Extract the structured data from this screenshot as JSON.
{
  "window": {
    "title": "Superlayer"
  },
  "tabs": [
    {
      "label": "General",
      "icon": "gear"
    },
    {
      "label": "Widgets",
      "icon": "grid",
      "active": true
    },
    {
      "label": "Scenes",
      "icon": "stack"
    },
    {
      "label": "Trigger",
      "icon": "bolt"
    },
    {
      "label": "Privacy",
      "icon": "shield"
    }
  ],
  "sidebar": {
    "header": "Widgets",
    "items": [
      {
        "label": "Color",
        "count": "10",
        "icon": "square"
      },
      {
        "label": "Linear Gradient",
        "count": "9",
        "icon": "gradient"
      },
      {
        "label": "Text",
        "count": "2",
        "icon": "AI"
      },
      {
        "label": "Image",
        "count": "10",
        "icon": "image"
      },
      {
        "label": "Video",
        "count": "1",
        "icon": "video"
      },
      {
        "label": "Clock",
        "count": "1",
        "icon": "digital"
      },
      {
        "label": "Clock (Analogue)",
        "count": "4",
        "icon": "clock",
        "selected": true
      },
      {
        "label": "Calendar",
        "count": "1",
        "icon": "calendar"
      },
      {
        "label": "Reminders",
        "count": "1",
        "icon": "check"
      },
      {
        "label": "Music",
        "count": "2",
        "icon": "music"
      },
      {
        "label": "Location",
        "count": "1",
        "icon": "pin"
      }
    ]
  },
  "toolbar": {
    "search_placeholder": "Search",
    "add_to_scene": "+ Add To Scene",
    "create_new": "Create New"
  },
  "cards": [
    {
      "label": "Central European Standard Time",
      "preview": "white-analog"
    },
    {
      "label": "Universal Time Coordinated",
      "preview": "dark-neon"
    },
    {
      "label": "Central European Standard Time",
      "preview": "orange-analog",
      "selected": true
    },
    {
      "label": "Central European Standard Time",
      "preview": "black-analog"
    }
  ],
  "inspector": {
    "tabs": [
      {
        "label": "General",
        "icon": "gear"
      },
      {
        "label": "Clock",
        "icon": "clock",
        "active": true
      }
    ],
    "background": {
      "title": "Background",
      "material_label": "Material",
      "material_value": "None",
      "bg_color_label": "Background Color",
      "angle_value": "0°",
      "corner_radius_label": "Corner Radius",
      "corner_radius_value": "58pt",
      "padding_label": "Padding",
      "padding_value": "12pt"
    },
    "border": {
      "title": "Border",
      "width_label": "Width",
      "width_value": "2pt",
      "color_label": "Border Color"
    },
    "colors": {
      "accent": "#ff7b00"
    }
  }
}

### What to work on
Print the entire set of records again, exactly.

### Expected output
Extract the structured data from this screenshot as JSON.
{
  "window": {
    "title": "Superlayer"
  },
  "tabs": [
    {
      "label": "General",
      "icon": "gear"
    },
    {
      "label": "Widgets",
      "icon": "grid",
      "active": true
    },
    {
      "label": "Scenes",
      "icon": "stack"
    },
    {
      "label": "Trigger",
      "icon": "bolt"
    },
    {
      "label": "Privacy",
      "icon": "shield"
    }
  ],
  "sidebar": {
    "header": "Widgets",
    "items": [
      {
        "label": "Color",
        "count": "10",
        "icon": "square"
      },
      {
        "label": "Linear Gradient",
        "count": "9",
        "icon": "gradient"
      },
      {
        "label": "Text",
        "count": "2",
        "icon": "AI"
      },
      {
        "label": "Image",
        "count": "10",
        "icon": "image"
      },
      {
        "label": "Video",
        "count": "1",
        "icon": "video"
      },
      {
        "label": "Clock",
        "count": "1",
        "icon": "digital"
      },
      {
        "label": "Clock (Analogue)",
        "count": "4",
        "icon": "clock",
        "selected": true
      },
      {
        "label": "Calendar",
        "count": "1",
        "icon": "calendar"
      },
      {
        "label": "Reminders",
        "count": "1",
        "icon": "check"
      },
      {
        "label": "Music",
        "count": "2",
        "icon": "music"
      },
      {
        "label": "Location",
        "count": "1",
        "icon": "pin"
      }
    ]
  },
  "toolbar": {
    "search_placeholder": "Search",
    "add_to_scene": "+ Add To Scene",
    "create_new": "Create New"
  },
  "cards": [
    {
      "label": "Central European Standard Time",
      "preview": "white-analog"
    },
    {
      "label": "Universal Time Coordinated",
      "preview": "dark-neon"
    },
    {
      "label": "Central European Standard Time",
      "preview": "orange-analog",
      "selected": true
    },
    {
      "label": "Central European Standard Time",
      "preview": "black-analog"
    }
  ],
  "inspector": {
    "tabs": [
      {
        "label": "General",
        "icon": "gear"
      },
      {
        "label": "Clock",
        "icon": "clock",
        "active": true
      }
    ],
    "background": {
      "title": "Background",
      "material_label": "Material",
      "material_value": "None",
      "bg_color_label": "Background Color",
      "angle_value": "0°",
      "corner_radius_label": "Corner Radius",
      "corner_radius_value": "58pt",
      "padding_label": "Padding",
      "padding_value": "12pt"
    },
    "border": {
      "title": "Border",
      "width_label": "Width",
      "width_value": "2pt",
      "color_label": "Border Color"
    },
    "colors": {
      "accent": "#ff7b00"
    }
  }
}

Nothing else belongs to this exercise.